Decreases in routine healthcare practices have been shown to occur during disasters. However, research regarding the impacts of natural disasters, pandemics, or military conflicts on emergency medical services (EMS) is scarce.
This study assessed the impact of a military conflict versus the coronavirus disease 2019 (COVID-19) pandemic on a national EMS organization in terms of responses to overall daily emergencies, medical illnesses, motor vehicle collisions, and other injuries.

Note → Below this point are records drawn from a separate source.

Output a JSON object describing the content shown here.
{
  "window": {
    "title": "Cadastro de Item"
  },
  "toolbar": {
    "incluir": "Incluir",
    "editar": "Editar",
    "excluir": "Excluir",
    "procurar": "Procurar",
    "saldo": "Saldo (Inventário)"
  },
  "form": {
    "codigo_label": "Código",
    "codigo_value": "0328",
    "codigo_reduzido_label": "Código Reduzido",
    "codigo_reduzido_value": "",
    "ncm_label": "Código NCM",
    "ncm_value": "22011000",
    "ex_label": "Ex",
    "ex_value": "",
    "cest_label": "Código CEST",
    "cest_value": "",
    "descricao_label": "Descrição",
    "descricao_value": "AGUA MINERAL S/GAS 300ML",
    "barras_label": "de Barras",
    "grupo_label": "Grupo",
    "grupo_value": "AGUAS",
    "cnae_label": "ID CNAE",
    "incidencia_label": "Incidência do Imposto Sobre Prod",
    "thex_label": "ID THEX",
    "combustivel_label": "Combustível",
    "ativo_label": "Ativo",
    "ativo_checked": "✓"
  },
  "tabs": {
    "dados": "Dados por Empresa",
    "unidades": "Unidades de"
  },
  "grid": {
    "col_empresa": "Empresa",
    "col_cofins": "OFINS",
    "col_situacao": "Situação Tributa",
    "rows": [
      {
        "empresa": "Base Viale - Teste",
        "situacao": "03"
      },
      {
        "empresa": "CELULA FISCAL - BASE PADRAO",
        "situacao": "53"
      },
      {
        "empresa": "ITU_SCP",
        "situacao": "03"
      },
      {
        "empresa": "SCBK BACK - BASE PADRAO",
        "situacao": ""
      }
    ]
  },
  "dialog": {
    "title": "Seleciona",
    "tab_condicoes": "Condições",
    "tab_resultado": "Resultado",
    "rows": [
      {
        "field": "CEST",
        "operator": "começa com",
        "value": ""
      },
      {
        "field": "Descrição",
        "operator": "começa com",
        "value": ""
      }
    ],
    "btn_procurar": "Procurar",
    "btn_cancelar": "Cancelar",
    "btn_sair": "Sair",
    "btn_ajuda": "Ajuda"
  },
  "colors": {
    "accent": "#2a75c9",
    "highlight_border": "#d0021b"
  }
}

This retrospective comparative cohort study assessed daily routine emergency ambulance calls to Magen David Adom (MDA), Israel's national EMS organization. This included overall emergency calls as well as those related to medical illnesses, motor vehicle collisions (MVCs), and other injuries. All data were obtained from the MDA command and control database. During the military conflict Operation Protective Edge (2014), the civilian population was subjected to intensive rocket attacks for 24 days, followed by 26 days of a progressive withdrawal of operations and then to a post-conflict period. During the first wave of the COVID-19 pandemic (March-April 2020), the population was subjected to 32 days of total lockdown, followed by 27 days of progressive relief of confinement, and then to a post-lockdown period.
The total number of emergency calls in this study was 330,430. During the conflict, the mean number of daily calls decreased, followed by an increase during Relief and Post-Conflict with higher values in Post-Conflict than in Pre-Conflict. During the COVID-19 pandemic, there was a decrease in the mean daily number of calls during Lockdown. It remained low during Relief and increased during Post-Lockdown. However, it remained lower in Post-Lockdown than during Pre-Lockdown. Calls related to medical illnesses decreased during the conflict and during the lockdown. The post-conflict period was characterized by a similar baseline call magnitude but not during the post-lockdown period. Decreases in calls for MVC and other injuries were significant during the lockdown but not during the military conflict. Post-lockdown was accompanied by return to baseline call volumes for MVC, whereas calls for other injuries increased above baseline both after the lockdown and military conflict.
This study shows decreasing trends in routine daily calls for EMS during both Operation Protective Edge and COVID-19. However, different patterns of needs for EMS were evidenced for medical illnesses, MVC, or calls concerning other injuries. These results are instrumental for managing the operational demands of EMS during military conflicts and pandemics.